On the sidelines of the Third Bimstec Summit in Naypyidaw, Myanmar, Prime Minister Koirala had invited Suu Kyi to visit Nepal. During the meeting in Naypyidaw, PM Koirala and Suu Kyi had exchanged views on long struggle that Suu Kyi and Koirala families had endured to institutionalise democracy in their respective countries, said Bhattarai.

Suu Kyi who was educated in India, had very strong personal ties with late BP Koirala and used to work together and share common view on struggle for democracy and socialism as both leaders were very active in socialist international movement.

Source: ekantipur.com
Date: 22 April, 2014

Govt has mountain to climb with Everest season in limbo

April 22, 2014

The government today formed a joint task force to study the demands put forth by protesting mountaineering support staff and guides following the deadliest avalanche on Mount Everest in its history on Friday that killed 13 Sherpas and left three missing.The task force led by Joint Secretary Madhu Sudhan Burlakoti, Chief at the Mountaineering Department under the Ministry of Tourism and Civil Aviation, has been tasked with presenting recommendations and suggestions regarding demands put forth by mountaineering support staff and guides by Tuesday, reads a statement issued by MoTCA.The task force comprises representatives from different stakeholders, including Nepal Mountaineering Association, Trekking Agency Association of Nepal and Expedition Operators’ Association, among others.“The task force will present a report with suggestions and recommendations at tomorrow’s meeting with representatives of the expedition operators, agencies and mountaineering associations,” Burlakoti said.

Spring expeditions are hanging in a Himalayan limbo after mountaineering guides and climbers yesterday issued a seven-day ultimatum to the government to fulfil their 12-point demand. They have suspended all climbing and search activities in the Everest region.

An increment in insurance amount, adequate compensation, climbers’ memorial park and a basket fund for the wellbeing of support staff and guides are some of the demands the Sherpas have raised.

Earlier, a joint meeting called by MoTCA also discussed the issues raised by the mountaineers. “We urged the government representatives, including Tourism Secretary Sushil Ghimire, to consider the genuine demands raised by mourning mountaineers,” said Dambar Parajuli, President, Expedition Operators’ Association.
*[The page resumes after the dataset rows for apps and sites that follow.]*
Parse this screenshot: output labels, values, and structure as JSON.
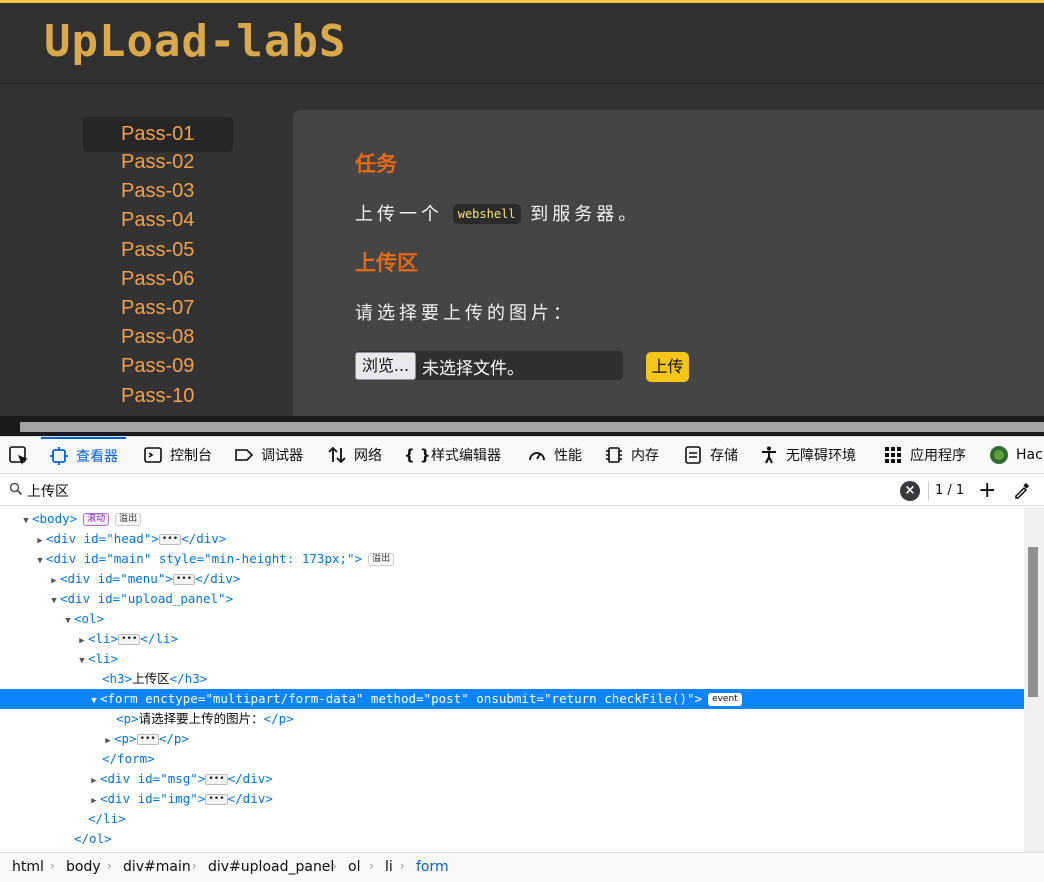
{
  "site": {
    "logo": "UpLoad-labS",
    "menu": [
      "Pass-01",
      "Pass-02",
      "Pass-03",
      "Pass-04",
      "Pass-05",
      "Pass-06",
      "Pass-07",
      "Pass-08",
      "Pass-09",
      "Pass-10"
    ],
    "panel": {
      "task_heading": "任务",
      "task_text_before": "上传一个",
      "task_code": "webshell",
      "task_text_after": "到服务器。",
      "upload_heading": "上传区",
      "select_prompt": "请选择要上传的图片：",
      "browse_label": "浏览...",
      "file_status": "未选择文件。",
      "upload_button": "上传"
    },
    "colors": {
      "accent_orange": "#e56a14",
      "menu_orange": "#f2a04a",
      "upload_yellow": "#f5c518",
      "bg_dark": "#333333"
    }
  },
  "devtools": {
    "tabs": [
      {
        "icon": "inspector-icon",
        "label": "查看器",
        "active": true
      },
      {
        "icon": "console-icon",
        "label": "控制台"
      },
      {
        "icon": "debugger-icon",
        "label": "调试器"
      },
      {
        "icon": "network-icon",
        "label": "网络"
      },
      {
        "icon": "style-editor-icon",
        "label": "样式编辑器"
      },
      {
        "icon": "performance-icon",
        "label": "性能"
      },
      {
        "icon": "memory-icon",
        "label": "内存"
      },
      {
        "icon": "storage-icon",
        "label": "存储"
      },
      {
        "icon": "accessibility-icon",
        "label": "无障碍环境"
      },
      {
        "icon": "application-icon",
        "label": "应用程序"
      },
      {
        "icon": "hackbar-icon",
        "label": "Hac"
      }
    ],
    "search": {
      "value": "上传区",
      "count": "1 / 1"
    },
    "badges": {
      "scroll": "滚动",
      "overflow": "溢出",
      "event": "event"
    },
    "markup": {
      "body_open": "<body>",
      "head_div_open": "<div id=\"head\">",
      "div_close": "</div>",
      "main_open_prefix": "<div id=\"main\" style=\"min-height: 173px;\">",
      "menu_div_open": "<div id=\"menu\">",
      "upload_panel_open": "<div id=\"upload_panel\">",
      "ol_open": "<ol>",
      "li_open": "<li>",
      "li_close": "</li>",
      "h3_open": "<h3>",
      "h3_text": "上传区",
      "h3_close": "</h3>",
      "form_open": "<form enctype=\"multipart/form-data\" method=\"post\" onsubmit=\"return checkFile()\">",
      "p_open": "<p>",
      "p_text": "请选择要上传的图片：",
      "p_close": "</p>",
      "form_close": "</form>",
      "msg_div_open": "<div id=\"msg\">",
      "img_div_open": "<div id=\"img\">",
      "ol_close": "</ol>",
      "dots": "•••"
    },
    "breadcrumbs": [
      "html",
      "body",
      "div#main",
      "div#upload_panel",
      "ol",
      "li",
      "form"
    ]
  }
}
After the meeting, Burlakoti said in a statement that the government was ready to set up climbers’ memorial park with the support from different mountaineering bodies. The statement also reminded that Rs 40,000 each has already been announced to victims’ families as an immediate relief.

Source: The Himalayan Times
Date: 22 April, 2014